How many followers are enough?

The answer to this question is different for every business, but it’s interesting to look at Seth Godin’s concept of a “minimal viable audience”. The minimum viable audience (MVA) represents the smallest possible number of clients (or followers) that you need to sustain your business. 

For example, if you have ‘only’ 400 fans but they are engaged followers who convert to sales and you charge each of them £250, it would already add up to £100,000.

If you can do this every year and continue to grow your audience, you could even double or triple that number. So you have to remember: it’s not really about the followers you have, but the super fans who will be making those purchases. 

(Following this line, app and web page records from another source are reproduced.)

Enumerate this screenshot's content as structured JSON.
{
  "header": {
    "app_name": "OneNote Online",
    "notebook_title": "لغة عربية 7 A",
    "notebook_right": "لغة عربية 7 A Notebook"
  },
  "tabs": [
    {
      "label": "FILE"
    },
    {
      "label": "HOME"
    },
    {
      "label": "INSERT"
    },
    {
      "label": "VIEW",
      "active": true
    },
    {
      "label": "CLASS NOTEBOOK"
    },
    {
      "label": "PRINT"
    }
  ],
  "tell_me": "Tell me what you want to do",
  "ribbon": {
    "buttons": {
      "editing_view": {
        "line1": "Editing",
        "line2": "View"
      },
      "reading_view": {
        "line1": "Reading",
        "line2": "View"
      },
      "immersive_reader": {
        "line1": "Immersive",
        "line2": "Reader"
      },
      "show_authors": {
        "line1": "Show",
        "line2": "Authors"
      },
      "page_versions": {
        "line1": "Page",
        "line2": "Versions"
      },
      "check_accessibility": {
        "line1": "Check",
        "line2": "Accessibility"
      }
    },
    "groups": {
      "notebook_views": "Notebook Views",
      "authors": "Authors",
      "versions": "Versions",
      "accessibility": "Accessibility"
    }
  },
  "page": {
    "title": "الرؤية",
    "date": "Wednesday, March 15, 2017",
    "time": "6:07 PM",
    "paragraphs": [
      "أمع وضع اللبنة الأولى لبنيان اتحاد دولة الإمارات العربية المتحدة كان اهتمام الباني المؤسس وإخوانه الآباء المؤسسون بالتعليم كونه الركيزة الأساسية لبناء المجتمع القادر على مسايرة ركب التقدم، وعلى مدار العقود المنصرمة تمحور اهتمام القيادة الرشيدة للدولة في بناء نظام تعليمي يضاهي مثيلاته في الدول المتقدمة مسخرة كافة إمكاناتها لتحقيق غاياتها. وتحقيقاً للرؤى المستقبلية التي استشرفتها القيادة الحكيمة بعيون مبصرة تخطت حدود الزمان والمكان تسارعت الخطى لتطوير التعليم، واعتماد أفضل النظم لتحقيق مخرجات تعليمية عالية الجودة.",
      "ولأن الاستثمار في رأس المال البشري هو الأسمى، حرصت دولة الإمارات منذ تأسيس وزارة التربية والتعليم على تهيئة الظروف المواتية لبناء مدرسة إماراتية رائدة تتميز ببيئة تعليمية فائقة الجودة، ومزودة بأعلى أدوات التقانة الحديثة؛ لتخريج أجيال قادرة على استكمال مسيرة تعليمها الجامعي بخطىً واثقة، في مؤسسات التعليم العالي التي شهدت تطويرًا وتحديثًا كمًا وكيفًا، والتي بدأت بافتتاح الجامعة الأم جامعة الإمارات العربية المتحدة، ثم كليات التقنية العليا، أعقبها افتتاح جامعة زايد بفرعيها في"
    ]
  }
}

When starting your business from a microniche (the smallest subset of a market), the main aspect of the MVA is to zoom into existing markets to find the people whose needs are unmet by existing players. 

minimal viable audience, MVA, Seth Godin

Drill down deep to find your niche

Focusing on your niche will increase your changes of being a big fish in a smaller pond. You can become more specialist for a specific audience and service. This will allow you to  be positioned as an expert.

Taking the process of writing a book as an example, the steps to identify your market niche look like this:

  • Pick a genre. Let’s say you’ve chosen ‘fiction’ as your category. 
  • Within fiction, you will then look for a specific sub-category, perhaps ‘historic fiction’.
  • Drill down even further. Within the wide range of ‘historic fiction’, look for another specific sub-category. For example, ‘historic fiction focused on the Renaissance era’.  


  • Minimal Viable Audience is a great way to enter the market by drilling down into your niche
  • A more specific target audience and service helps to focus your targeting, so instead of aiming at everyone and hitting no-one, you hit a specific more engaged audience
  • Drilling down allows you to become a specialist